=== Exercise goal ===
Restate each entry below word for word, without skipping any.

____ Dataset entries

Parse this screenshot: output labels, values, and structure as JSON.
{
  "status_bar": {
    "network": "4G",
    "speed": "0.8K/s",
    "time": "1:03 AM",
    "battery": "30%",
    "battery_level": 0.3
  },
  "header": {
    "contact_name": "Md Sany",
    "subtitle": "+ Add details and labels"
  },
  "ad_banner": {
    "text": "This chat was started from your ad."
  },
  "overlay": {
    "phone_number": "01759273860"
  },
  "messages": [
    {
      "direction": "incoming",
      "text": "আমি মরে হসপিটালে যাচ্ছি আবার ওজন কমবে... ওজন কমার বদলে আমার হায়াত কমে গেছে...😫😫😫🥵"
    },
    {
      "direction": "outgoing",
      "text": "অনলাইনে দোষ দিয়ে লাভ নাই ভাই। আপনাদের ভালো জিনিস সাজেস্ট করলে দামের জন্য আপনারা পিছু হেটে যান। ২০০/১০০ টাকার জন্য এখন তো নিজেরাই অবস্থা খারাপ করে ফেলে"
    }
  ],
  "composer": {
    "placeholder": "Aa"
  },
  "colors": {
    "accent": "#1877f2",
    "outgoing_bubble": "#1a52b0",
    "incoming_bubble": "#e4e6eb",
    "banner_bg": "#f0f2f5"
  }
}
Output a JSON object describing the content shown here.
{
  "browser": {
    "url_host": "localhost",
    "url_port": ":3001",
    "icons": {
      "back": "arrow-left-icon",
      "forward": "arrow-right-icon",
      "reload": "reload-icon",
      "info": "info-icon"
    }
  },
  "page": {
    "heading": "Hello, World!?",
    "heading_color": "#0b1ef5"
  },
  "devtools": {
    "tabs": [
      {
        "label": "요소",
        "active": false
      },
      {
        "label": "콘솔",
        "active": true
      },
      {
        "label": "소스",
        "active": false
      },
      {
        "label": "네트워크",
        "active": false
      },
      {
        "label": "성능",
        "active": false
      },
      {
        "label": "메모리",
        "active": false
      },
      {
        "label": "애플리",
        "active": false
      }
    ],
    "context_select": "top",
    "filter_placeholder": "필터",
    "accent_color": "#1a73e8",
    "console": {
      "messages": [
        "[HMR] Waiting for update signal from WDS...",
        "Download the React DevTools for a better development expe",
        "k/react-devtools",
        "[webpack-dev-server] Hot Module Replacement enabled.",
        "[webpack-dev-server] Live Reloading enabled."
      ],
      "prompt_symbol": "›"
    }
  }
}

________

=== Result of the task ===
Parse this screenshot: output labels, values, and structure as JSON.
{
  "status_bar": {
    "network": "4G",
    "speed": "0.8K/s",
    "time": "1:03 AM",
    "battery": "30%",
    "battery_level": 0.3
  },
  "header": {
    "contact_name": "Md Sany",
    "subtitle": "+ Add details and labels"
  },
  "ad_banner": {
    "text": "This chat was started from your ad."
  },
  "overlay": {
    "phone_number": "01759273860"
  },
  "messages": [
    {
      "direction": "incoming",
      "text": "আমি মরে হসপিটালে যাচ্ছি আবার ওজন কমবে... ওজন কমার বদলে আমার হায়াত কমে গেছে...😫😫😫🥵"
    },
    {
      "direction": "outgoing",
      "text": "অনলাইনে দোষ দিয়ে লাভ নাই ভাই। আপনাদের ভালো জিনিস সাজেস্ট করলে দামের জন্য আপনারা পিছু হেটে যান। ২০০/১০০ টাকার জন্য এখন তো নিজেরাই অবস্থা খারাপ করে ফেলে"
    }
  ],
  "composer": {
    "placeholder": "Aa"
  },
  "colors": {
    "accent": "#1877f2",
    "outgoing_bubble": "#1a52b0",
    "incoming_bubble": "#e4e6eb",
    "banner_bg": "#f0f2f5"
  }
}
Output a JSON object describing the content shown here.
{
  "browser": {
    "url_host": "localhost",
    "url_port": ":3001",
    "icons": {
      "back": "arrow-left-icon",
      "forward": "arrow-right-icon",
      "reload": "reload-icon",
      "info": "info-icon"
    }
  },
  "page": {
    "heading": "Hello, World!?",
    "heading_color": "#0b1ef5"
  },
  "devtools": {
    "tabs": [
      {
        "label": "요소",
        "active": false
      },
      {
        "label": "콘솔",
        "active": true
      },
      {
        "label": "소스",
        "active": false
      },
      {
        "label": "네트워크",
        "active": false
      },
      {
        "label": "성능",
        "active": false
      },
      {
        "label": "메모리",
        "active": false
      },
      {
        "label": "애플리",
        "active": false
      }
    ],
    "context_select": "top",
    "filter_placeholder": "필터",
    "accent_color": "#1a73e8",
    "console": {
      "messages": [
        "[HMR] Waiting for update signal from WDS...",
        "Download the React DevTools for a better development expe",
        "k/react-devtools",
        "[webpack-dev-server] Hot Module Replacement enabled.",
        "[webpack-dev-server] Live Reloading enabled."
      ],
      "prompt_symbol": "›"
    }
  }
}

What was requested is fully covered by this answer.